Canadian academic, intellectual and writer Anne Carson began her career as a classicist, with particular interest in classical Greek texts.
Canadian academic, intellectual and writer Anne Carson began her career as a classicist, with particular interest in classical Greek texts. Carson’s interest in relating classical literature to a contemporary context led to a fascination with the concept of translation.
“Translation is a big thing in Carson’s work,” says Leisa Shelton, one-fifth of local performance collective Fragment 31. “To Carson, translation is more than a literal translation. Language has certain rules and qualities, and it’s those rules and qualities that we’re using in the performance,” Shelton says.
Shelton was approached about five years ago by Luke Mullins to assist in the adaptation of Carson’s Autobiography of Red. Shelton was unfamiliar with Carson’s work at the time; it didn’t take long, however, for Shelton to become fascinated with, and immersed in Carson’s literary output and ideas. “I read of all of her work,” Shelton says. “Because of the time on that project I got more interested in Anne Carson’s books and essays. There is no much in it that it actually becomes something of a quest.” In 2006 Shelton joined Mullins and fellow performance artists Anna Cordingley and Jethro Woodward to form the Fragment 31 collective to bring Mullins’ Autobiography of Red live performance concept to the stage. Not surprisingly, Carson’s fans are as passionate as they are relatively few in number; Shelton says the response from Carson aficionados was overwhelmingly positive. “That show went really well,” Shelton says. “It was on the back of that that we consolidated our partnership. You don’t see shelves and shelves of Anne Carson’s work, but the contingent of Anne Carson readers are very positive. And with Autobiography of Red we had a lot of people come along, and they really liked what we were doing,” she says.
With the addition of Jen Hector to the collective in 2009, Fragment 31 set about developing a second adaptation of Carson’s work.

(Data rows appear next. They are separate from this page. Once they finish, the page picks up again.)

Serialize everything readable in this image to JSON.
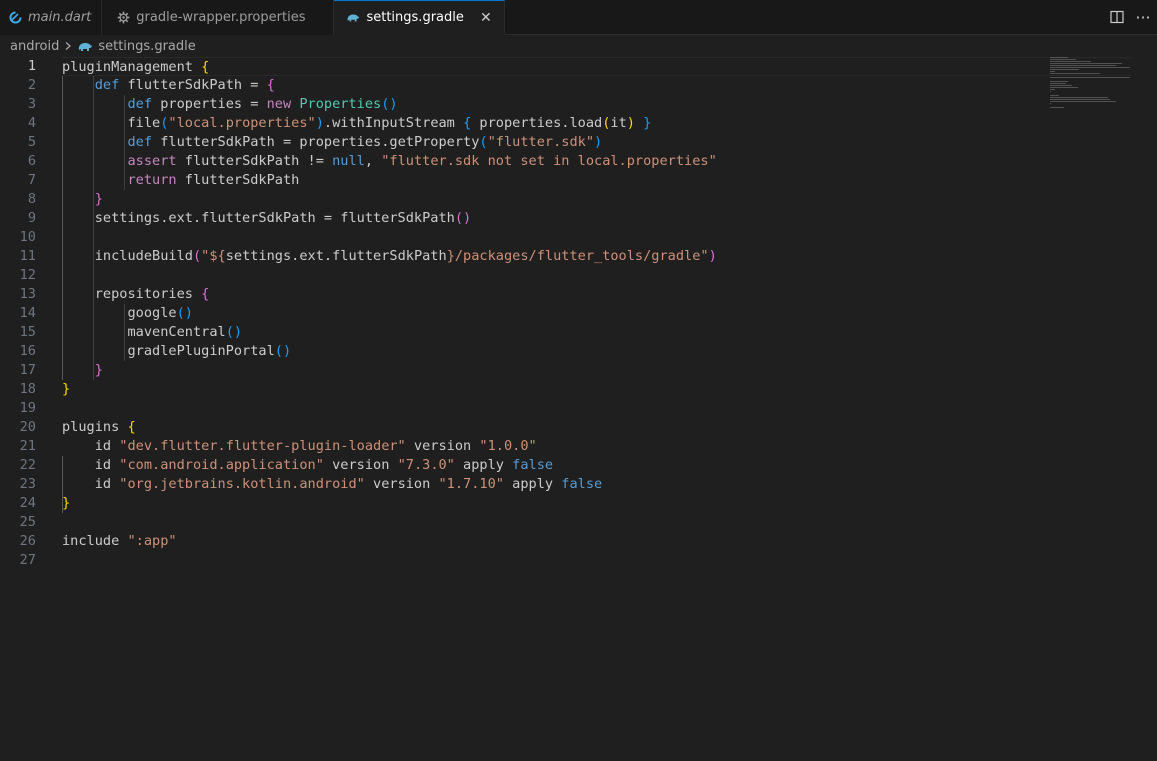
{
  "tabs": [
    {
      "label": "main.dart",
      "icon": "dart-icon",
      "italic": true,
      "active": false
    },
    {
      "label": "gradle-wrapper.properties",
      "icon": "gear-icon",
      "italic": false,
      "active": false
    },
    {
      "label": "settings.gradle",
      "icon": "gradle-elephant-icon",
      "italic": false,
      "active": true
    }
  ],
  "tab_close_glyph": "✕",
  "actions": [
    {
      "name": "split-editor-icon"
    },
    {
      "name": "more-actions-icon",
      "glyph": "···"
    }
  ],
  "breadcrumb": {
    "folder": "android",
    "file": "settings.gradle"
  },
  "editor": {
    "current_line": 1,
    "line_numbers": [
      "1",
      "2",
      "3",
      "4",
      "5",
      "6",
      "7",
      "8",
      "9",
      "10",
      "11",
      "12",
      "13",
      "14",
      "15",
      "16",
      "17",
      "18",
      "19",
      "20",
      "21",
      "22",
      "23",
      "24",
      "25",
      "26",
      "27"
    ],
    "lines": [
      [
        {
          "t": "pluginManagement "
        },
        {
          "t": "{",
          "c": "b1"
        }
      ],
      [
        {
          "t": "    "
        },
        {
          "t": "def",
          "c": "kw"
        },
        {
          "t": " flutterSdkPath = "
        },
        {
          "t": "{",
          "c": "b2"
        }
      ],
      [
        {
          "t": "        "
        },
        {
          "t": "def",
          "c": "kw"
        },
        {
          "t": " properties = "
        },
        {
          "t": "new",
          "c": "kw2"
        },
        {
          "t": " "
        },
        {
          "t": "Properties",
          "c": "cls"
        },
        {
          "t": "()",
          "c": "b3"
        }
      ],
      [
        {
          "t": "        file"
        },
        {
          "t": "(",
          "c": "b3"
        },
        {
          "t": "\"local.properties\"",
          "c": "str"
        },
        {
          "t": ")",
          "c": "b3"
        },
        {
          "t": ".withInputStream "
        },
        {
          "t": "{",
          "c": "b3"
        },
        {
          "t": " properties.load"
        },
        {
          "t": "(",
          "c": "b1"
        },
        {
          "t": "it"
        },
        {
          "t": ")",
          "c": "b1"
        },
        {
          "t": " "
        },
        {
          "t": "}",
          "c": "b3"
        }
      ],
      [
        {
          "t": "        "
        },
        {
          "t": "def",
          "c": "kw"
        },
        {
          "t": " flutterSdkPath = properties.getProperty"
        },
        {
          "t": "(",
          "c": "b3"
        },
        {
          "t": "\"flutter.sdk\"",
          "c": "str"
        },
        {
          "t": ")",
          "c": "b3"
        }
      ],
      [
        {
          "t": "        "
        },
        {
          "t": "assert",
          "c": "kw2"
        },
        {
          "t": " flutterSdkPath != "
        },
        {
          "t": "null",
          "c": "kw"
        },
        {
          "t": ", "
        },
        {
          "t": "\"flutter.sdk not set in local.properties\"",
          "c": "str"
        }
      ],
      [
        {
          "t": "        "
        },
        {
          "t": "return",
          "c": "kw2"
        },
        {
          "t": " flutterSdkPath"
        }
      ],
      [
        {
          "t": "    "
        },
        {
          "t": "}",
          "c": "b2"
        }
      ],
      [
        {
          "t": "    settings.ext.flutterSdkPath = flutterSdkPath"
        },
        {
          "t": "()",
          "c": "b2"
        }
      ],
      [
        {
          "t": ""
        }
      ],
      [
        {
          "t": "    includeBuild"
        },
        {
          "t": "(",
          "c": "b2"
        },
        {
          "t": "\"${",
          "c": "str"
        },
        {
          "t": "settings.ext.flutterSdkPath"
        },
        {
          "t": "}/packages/flutter_tools/gradle\"",
          "c": "str"
        },
        {
          "t": ")",
          "c": "b2"
        }
      ],
      [
        {
          "t": ""
        }
      ],
      [
        {
          "t": "    repositories "
        },
        {
          "t": "{",
          "c": "b2"
        }
      ],
      [
        {
          "t": "        google"
        },
        {
          "t": "()",
          "c": "b3"
        }
      ],
      [
        {
          "t": "        mavenCentral"
        },
        {
          "t": "()",
          "c": "b3"
        }
      ],
      [
        {
          "t": "        gradlePluginPortal"
        },
        {
          "t": "()",
          "c": "b3"
        }
      ],
      [
        {
          "t": "    "
        },
        {
          "t": "}",
          "c": "b2"
        }
      ],
      [
        {
          "t": "}",
          "c": "b1"
        }
      ],
      [
        {
          "t": ""
        }
      ],
      [
        {
          "t": "plugins "
        },
        {
          "t": "{",
          "c": "b1"
        }
      ],
      [
        {
          "t": "    id "
        },
        {
          "t": "\"dev.flutter.flutter-plugin-loader\"",
          "c": "str"
        },
        {
          "t": " version "
        },
        {
          "t": "\"1.0.0\"",
          "c": "str"
        }
      ],
      [
        {
          "t": "    id "
        },
        {
          "t": "\"com.android.application\"",
          "c": "str"
        },
        {
          "t": " version "
        },
        {
          "t": "\"7.3.0\"",
          "c": "str"
        },
        {
          "t": " apply "
        },
        {
          "t": "false",
          "c": "kw"
        }
      ],
      [
        {
          "t": "    id "
        },
        {
          "t": "\"org.jetbrains.kotlin.android\"",
          "c": "str"
        },
        {
          "t": " version "
        },
        {
          "t": "\"1.7.10\"",
          "c": "str"
        },
        {
          "t": " apply "
        },
        {
          "t": "false",
          "c": "kw"
        }
      ],
      [
        {
          "t": "}",
          "c": "b1"
        }
      ],
      [
        {
          "t": ""
        }
      ],
      [
        {
          "t": "include "
        },
        {
          "t": "\":app\"",
          "c": "str"
        }
      ],
      [
        {
          "t": ""
        }
      ]
    ]
  },
  "colors": {
    "accent": "#0078d4",
    "background": "#1f1f1f",
    "tabbar": "#181818"
  }
}
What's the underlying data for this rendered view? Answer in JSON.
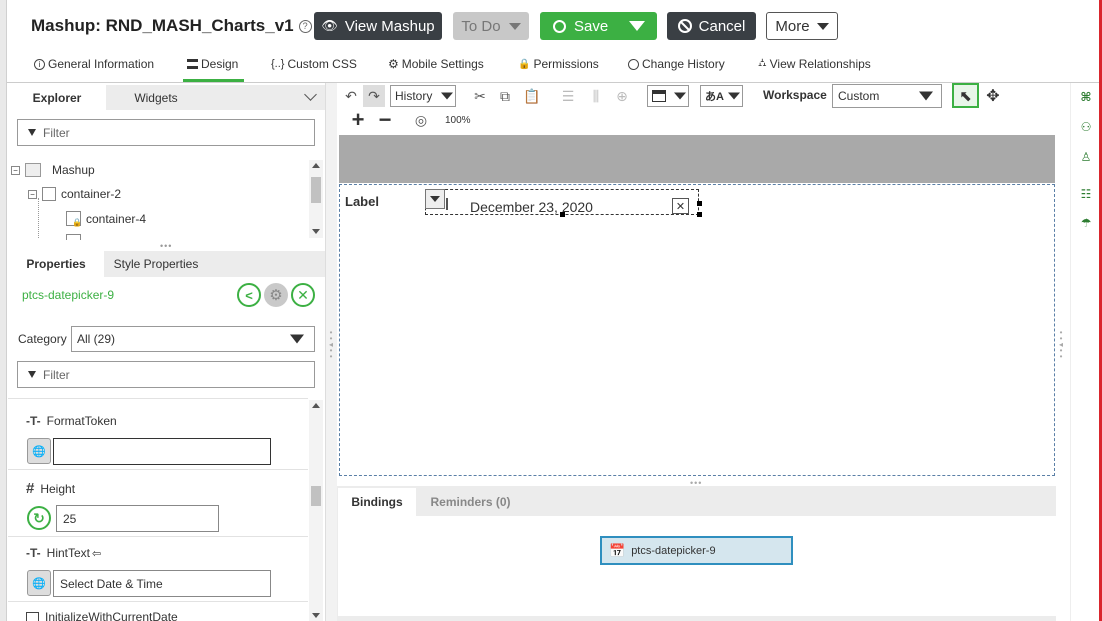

This time around the inspiration came from the essay ‘Irony Is Not Enough: Essay On My Life as Catherine’ from Carson’s 2000 collection Men In the Off Hours. The subject of the essay –a writer and academic imagining herself as French cinema icon Catherine Deneuve, pondering the emotional, moral and ethical aspects of a relationship with a female student – provides Carson with the opportunity to further explore the concept of translation. Shelton’s interest in the essay derives from both Carson’s unique literary style, and the ideas explored in the essay itself. “Because it’s not written as a novel or verse,” Shelton says. “And the idea behind it is fascinating – that one way to fulfil your desire is to create another persona. The writing itself is raw and visceral. The complexity of layers in the essay is tantalising,” she says.
Irony Is Not Enough makes regular reference to Deneuve’s extensive film career and her very “iconic and complex” cinematic character. While Deneuve is an instantly recognisable image, it’s the enigmatic aspect of Deneuve’s character that Carson draws from. “When we think of Catherine Deneuve we think of her as an image – we know very little about her personally,” Shelton says. “She always belonged to someone else – to Polanski, to Vadim – and it’s the part of her character that Carson taps into,” she says. In the live performance the five members of Fragment 31 are “involved in different aspects of figurative language”. The performance itself utilises the techniques of cinema to translate Carson’s essay to a live setting. “The work is performed in a filmic style, rather than a theatrical style,” Shelton says. “The performance using filmic language and techniques – including the use of lighting – to go from a perfectly realised moment to a wider context,” she says.
The distinction between the literary form and performance medium is an important aspect of Fragment 31’s translation of Irony Is Not Enough. “As a reader you attach to a text purely and personally,” Shelton says. “Theatre is about trying to find enough common points of reference for the audience to share. When you’re the reader it’s entirely personal, but theatre is about finding a wider frame.”
Fragment 31 has received the authorisation and blessing from Carson for the live performance, though the collective’s direct contact with Carson has been minor. “We have been in dialogue with her, but we don’t talk to her directly. When Luke talks with her, he talks about the show generally, but not in detail. She has strong trust in us. It’s very generous for a writer to give you their work. But you need to have that trust – other than that they have to be in the room with you. In between it just gets messy,” Shelton says.
Irony Is Not Enough plays at The Arts House Meat Market in North Melbourne from Wednesday November 17 – Saturday November 20, with previews on Tuesday November 16. It’s $25/$18 and you can book at artshouse.com.au or 9322 3713. More information is available at ironyisnotenough.tumblr.com.